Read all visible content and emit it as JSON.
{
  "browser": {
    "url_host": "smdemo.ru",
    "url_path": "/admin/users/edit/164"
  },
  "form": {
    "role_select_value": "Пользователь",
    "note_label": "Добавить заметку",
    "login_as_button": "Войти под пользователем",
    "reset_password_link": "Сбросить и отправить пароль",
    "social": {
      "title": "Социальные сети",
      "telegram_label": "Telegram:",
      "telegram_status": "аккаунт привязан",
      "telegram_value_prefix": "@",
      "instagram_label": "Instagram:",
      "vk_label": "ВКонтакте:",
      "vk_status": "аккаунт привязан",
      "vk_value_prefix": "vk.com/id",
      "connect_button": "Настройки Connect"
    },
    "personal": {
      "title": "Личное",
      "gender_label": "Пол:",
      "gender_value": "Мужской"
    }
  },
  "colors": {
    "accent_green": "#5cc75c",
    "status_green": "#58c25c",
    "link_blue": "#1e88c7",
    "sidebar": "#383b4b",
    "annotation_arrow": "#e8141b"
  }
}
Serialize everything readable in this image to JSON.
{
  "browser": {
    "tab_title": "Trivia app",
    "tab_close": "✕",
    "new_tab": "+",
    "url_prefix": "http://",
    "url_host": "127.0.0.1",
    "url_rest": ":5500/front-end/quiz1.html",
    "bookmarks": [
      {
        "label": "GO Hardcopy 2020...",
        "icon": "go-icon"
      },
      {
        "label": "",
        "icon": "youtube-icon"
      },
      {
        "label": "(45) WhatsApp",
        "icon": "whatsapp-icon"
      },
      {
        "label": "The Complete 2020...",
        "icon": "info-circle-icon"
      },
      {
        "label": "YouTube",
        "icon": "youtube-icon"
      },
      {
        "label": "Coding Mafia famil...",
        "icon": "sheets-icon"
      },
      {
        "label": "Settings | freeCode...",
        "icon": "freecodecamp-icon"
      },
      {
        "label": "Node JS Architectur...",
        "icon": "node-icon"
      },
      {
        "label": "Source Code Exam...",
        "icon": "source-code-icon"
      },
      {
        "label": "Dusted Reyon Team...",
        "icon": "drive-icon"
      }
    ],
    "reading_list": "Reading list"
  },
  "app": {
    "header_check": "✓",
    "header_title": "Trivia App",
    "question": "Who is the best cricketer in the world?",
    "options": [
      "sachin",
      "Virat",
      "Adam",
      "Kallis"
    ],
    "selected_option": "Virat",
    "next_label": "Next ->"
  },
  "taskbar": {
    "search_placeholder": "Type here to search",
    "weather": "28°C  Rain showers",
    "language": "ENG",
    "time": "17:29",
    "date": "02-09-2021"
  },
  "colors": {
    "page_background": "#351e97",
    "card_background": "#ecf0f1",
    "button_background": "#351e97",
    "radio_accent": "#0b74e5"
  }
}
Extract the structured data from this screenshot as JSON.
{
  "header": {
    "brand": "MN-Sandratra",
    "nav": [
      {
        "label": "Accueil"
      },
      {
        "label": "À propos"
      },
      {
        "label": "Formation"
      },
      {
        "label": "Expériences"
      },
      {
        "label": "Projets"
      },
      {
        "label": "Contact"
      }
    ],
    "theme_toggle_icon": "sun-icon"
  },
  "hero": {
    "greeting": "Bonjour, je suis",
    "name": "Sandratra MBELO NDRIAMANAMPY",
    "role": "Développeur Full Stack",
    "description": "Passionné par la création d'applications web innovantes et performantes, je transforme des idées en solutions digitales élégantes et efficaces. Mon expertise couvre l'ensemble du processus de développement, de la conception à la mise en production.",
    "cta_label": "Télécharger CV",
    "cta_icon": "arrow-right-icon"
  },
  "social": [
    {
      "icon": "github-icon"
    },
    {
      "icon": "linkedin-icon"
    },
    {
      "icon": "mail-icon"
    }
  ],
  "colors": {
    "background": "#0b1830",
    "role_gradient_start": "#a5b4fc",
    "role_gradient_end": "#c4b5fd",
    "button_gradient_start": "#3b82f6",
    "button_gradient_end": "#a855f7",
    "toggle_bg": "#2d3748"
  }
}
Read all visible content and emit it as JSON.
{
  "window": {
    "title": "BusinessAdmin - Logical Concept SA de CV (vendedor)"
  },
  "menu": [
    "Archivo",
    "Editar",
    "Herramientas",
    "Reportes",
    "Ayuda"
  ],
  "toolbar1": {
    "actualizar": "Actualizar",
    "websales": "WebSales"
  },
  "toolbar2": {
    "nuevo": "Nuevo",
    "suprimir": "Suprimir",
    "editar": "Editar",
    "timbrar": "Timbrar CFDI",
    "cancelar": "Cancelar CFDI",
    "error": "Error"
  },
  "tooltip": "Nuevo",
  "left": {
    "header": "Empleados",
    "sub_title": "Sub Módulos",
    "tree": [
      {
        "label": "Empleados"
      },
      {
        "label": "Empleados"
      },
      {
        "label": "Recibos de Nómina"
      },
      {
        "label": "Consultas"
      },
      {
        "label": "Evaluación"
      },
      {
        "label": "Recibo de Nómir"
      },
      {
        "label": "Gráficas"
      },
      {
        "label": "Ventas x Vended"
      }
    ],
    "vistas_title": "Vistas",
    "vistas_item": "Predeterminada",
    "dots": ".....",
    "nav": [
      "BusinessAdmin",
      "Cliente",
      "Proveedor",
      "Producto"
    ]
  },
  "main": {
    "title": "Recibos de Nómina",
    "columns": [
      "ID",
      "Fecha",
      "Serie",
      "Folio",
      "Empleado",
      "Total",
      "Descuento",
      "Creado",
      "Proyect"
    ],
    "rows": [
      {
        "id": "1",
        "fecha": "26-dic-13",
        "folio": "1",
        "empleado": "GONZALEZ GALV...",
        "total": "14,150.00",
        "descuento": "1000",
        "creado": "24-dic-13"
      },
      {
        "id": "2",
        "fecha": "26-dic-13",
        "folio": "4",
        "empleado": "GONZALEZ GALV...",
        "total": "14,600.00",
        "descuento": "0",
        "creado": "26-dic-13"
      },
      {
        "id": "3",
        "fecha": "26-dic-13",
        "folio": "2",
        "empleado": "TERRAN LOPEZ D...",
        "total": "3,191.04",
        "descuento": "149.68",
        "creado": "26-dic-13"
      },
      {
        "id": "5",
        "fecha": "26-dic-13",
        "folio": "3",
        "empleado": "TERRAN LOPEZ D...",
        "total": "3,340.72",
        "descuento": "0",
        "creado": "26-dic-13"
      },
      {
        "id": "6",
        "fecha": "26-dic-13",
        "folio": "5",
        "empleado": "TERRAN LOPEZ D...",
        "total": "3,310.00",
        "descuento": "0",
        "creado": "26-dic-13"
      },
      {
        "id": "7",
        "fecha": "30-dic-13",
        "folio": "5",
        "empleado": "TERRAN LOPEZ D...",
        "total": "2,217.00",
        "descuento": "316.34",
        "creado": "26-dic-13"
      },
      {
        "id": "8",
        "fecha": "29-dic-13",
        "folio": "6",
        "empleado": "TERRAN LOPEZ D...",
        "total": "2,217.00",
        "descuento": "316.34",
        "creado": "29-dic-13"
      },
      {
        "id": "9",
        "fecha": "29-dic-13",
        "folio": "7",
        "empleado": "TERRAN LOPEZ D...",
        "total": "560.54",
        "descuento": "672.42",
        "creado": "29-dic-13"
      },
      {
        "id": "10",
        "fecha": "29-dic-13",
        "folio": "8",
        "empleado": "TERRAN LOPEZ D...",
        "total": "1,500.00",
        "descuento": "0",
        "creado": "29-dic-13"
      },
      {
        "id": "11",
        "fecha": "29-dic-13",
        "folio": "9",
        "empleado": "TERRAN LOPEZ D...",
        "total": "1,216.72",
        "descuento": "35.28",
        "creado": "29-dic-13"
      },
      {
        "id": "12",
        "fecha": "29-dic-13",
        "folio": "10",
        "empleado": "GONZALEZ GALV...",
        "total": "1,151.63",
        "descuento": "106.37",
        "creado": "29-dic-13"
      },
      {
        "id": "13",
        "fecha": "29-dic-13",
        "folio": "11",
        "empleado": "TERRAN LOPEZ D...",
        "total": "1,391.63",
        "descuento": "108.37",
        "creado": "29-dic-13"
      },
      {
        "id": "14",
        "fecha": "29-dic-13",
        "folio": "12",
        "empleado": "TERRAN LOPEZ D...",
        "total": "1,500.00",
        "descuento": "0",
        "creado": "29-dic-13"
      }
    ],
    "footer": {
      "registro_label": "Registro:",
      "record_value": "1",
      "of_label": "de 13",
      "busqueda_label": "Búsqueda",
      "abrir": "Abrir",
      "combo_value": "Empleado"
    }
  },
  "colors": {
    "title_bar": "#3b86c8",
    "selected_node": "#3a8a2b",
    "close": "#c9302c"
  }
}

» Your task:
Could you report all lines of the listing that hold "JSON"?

» Task response:
Read all visible content and emit it as JSON.
Serialize everything readable in this image to JSON.
Extract the structured data from this screenshot as JSON.
Read all visible content and emit it as JSON.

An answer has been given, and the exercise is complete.